final until disposition of any timely and authorized motion
under Fla. R. App. P. 9.330 or 9.331.
appeal from the Circuit Court for Leon County. Kevin J.
M. Durant, Jr., B.C.S. of Boyd & Durant, P.L.,
Tallahassee; and Kristin Adamson, B.C.S., Tallahassee, for
William Ketchersid of Ward & Ketchersid, P.A., Destin;
Bryan S. Gowdy and Thomas A. Burns of Creed & Gowdy,
P.A., Jacksonville, for Appellee.
former wife challenges a final judgment of dissolution of
marriage as it relates to equitable distribution. While we
commend the trial court for a herculean effort to come up
with a fair equitable distribution scheme, especially in
light of the dearth of evidence presented by the parties as
to certain assets, we still must reverse. Under Florida
family law, the trial court erred by applying the wrong
cut-off date for determining whether assets were marital or
nonmarital. Because this error permeates throughout the final
judgment, we reverse and remand for a redetermination in
accordance with the statutory dictates and definitions in
section 61.075, Florida Statutes. We also address the trial
court's treatment of certain specific assets.
30, 2009, the parties were married in Leon County, Florida.
No children were born of this marriage; both parties had
adult children by prior marriages. Both parties had
significant assets prior to the marriage, and both were
self-supporting in their respective careers: The former wife
was employed as an account manager at Cisco Systems, and the
former husband was a retired pharmacist with several business
interests. There was no prenuptial agreement and no
disclosure of the parties' assets prior to the marriage.
September 30, 2013, the parties separated. There was no
29, 2015, nearly two years after the parties' separation,
the former wife filed a petition for dissolution of marriage.
The petition sought an equitable division of "all
assets, including real and personal property acquired by the
parties" and an equitable division of marital debts and
8, 2017, the trial court conducted a hearing on the petition

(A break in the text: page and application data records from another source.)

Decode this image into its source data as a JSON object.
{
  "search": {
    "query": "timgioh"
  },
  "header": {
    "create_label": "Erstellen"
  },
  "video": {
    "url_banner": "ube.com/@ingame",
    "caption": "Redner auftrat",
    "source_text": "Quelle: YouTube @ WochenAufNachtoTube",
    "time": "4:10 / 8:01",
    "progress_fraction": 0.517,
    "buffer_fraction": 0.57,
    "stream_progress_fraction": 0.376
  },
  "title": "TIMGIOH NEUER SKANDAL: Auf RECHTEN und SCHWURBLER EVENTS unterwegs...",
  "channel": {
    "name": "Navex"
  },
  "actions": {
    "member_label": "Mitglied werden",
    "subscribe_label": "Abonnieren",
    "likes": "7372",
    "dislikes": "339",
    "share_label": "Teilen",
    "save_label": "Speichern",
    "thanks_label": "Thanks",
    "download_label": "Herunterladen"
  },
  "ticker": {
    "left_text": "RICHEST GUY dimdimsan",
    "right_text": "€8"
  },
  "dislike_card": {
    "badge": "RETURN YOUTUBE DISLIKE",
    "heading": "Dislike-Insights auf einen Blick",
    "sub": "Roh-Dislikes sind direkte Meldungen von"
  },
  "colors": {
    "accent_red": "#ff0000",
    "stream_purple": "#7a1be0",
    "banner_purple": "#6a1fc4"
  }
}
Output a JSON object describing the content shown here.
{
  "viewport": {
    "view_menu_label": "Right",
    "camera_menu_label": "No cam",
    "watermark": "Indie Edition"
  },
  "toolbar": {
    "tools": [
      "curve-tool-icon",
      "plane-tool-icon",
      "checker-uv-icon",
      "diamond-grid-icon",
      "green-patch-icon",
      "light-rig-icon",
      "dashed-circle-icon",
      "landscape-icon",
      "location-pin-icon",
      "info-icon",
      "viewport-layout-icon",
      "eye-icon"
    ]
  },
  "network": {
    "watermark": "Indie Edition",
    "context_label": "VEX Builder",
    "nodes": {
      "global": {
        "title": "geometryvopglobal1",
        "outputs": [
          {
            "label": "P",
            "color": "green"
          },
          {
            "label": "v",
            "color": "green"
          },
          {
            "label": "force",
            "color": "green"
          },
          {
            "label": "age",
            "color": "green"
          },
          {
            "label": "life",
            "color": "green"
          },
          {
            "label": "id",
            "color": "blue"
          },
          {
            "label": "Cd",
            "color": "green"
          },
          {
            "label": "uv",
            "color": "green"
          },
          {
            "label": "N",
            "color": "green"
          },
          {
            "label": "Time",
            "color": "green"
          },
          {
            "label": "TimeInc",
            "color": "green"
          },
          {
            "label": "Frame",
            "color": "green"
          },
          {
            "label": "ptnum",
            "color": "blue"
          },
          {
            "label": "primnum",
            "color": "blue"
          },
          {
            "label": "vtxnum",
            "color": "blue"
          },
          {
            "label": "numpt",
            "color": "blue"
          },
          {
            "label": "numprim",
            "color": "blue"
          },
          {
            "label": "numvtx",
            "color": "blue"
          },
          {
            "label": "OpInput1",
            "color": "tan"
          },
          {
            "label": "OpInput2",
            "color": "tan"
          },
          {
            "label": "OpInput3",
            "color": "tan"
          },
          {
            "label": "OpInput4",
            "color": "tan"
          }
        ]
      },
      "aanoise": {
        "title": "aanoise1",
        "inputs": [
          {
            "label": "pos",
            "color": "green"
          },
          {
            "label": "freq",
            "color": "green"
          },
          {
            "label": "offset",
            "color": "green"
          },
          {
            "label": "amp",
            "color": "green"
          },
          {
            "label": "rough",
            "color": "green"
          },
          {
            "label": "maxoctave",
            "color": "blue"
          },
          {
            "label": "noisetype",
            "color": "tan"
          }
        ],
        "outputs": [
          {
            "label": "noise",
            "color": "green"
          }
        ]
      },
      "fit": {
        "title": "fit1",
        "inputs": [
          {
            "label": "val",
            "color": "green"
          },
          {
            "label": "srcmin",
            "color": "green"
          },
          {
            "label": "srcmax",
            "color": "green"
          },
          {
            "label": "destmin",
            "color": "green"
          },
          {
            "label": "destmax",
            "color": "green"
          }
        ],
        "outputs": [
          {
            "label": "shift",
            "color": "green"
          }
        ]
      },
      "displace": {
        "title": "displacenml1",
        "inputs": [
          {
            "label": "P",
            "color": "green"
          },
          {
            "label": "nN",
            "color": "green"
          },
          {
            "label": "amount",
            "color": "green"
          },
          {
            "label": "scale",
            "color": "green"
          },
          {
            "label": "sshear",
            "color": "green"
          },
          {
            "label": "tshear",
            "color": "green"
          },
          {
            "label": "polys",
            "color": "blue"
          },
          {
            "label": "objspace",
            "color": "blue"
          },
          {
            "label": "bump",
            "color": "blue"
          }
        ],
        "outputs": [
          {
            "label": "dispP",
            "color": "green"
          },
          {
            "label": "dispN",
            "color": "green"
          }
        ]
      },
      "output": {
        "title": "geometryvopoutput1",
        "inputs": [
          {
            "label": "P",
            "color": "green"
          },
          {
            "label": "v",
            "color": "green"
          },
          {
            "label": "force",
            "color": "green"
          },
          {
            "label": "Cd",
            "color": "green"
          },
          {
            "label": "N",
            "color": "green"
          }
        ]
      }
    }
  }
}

for dissolution, at which the only issues had to do with the
distribution of the parties' assets and liabilities.
While the former husband asserted that the marital financial
matters were essentially a wash, the former wife asserted
entitlement to half of the marital estate, including a number
of assets determined by the court to be non-marital.
22, 2017, the court entered Final Judgment.
Final Judgment, the court identified the numerous assets of
both parties and identified the
"premarital/nonmarital" assets to be excluded from
equitable distribution, frequently referencing the date of
separation as the date for determining whether an asset was
nonmarital. The issues in this appeal mainly concern assets
determined by the court to be the former husband's
non-marital property. The court identified the following six
assets as nonmarital assets belonging to the former husband:
1. Terrell E. Yon Revocable Trust;
2. A $250, 000 "Archstone" deposit to the Revocable
3. Terry Yon and Associates, Inc, including a $802, 128 check
from BP (on a 2010 oil spill claim), which was received in
4. DocKits company and income derived from sales made by that
5. Miramar Beach property; and
6. IRA account with SEI.
the heading "Other Property," the trial court
awarded to the former husband a lot in South Walton County
(the "Santa Rosa" property), and the
"partially completed residence and debt encumbering
same." The court found that the lot was purchased and
the "partially completed residence" was ...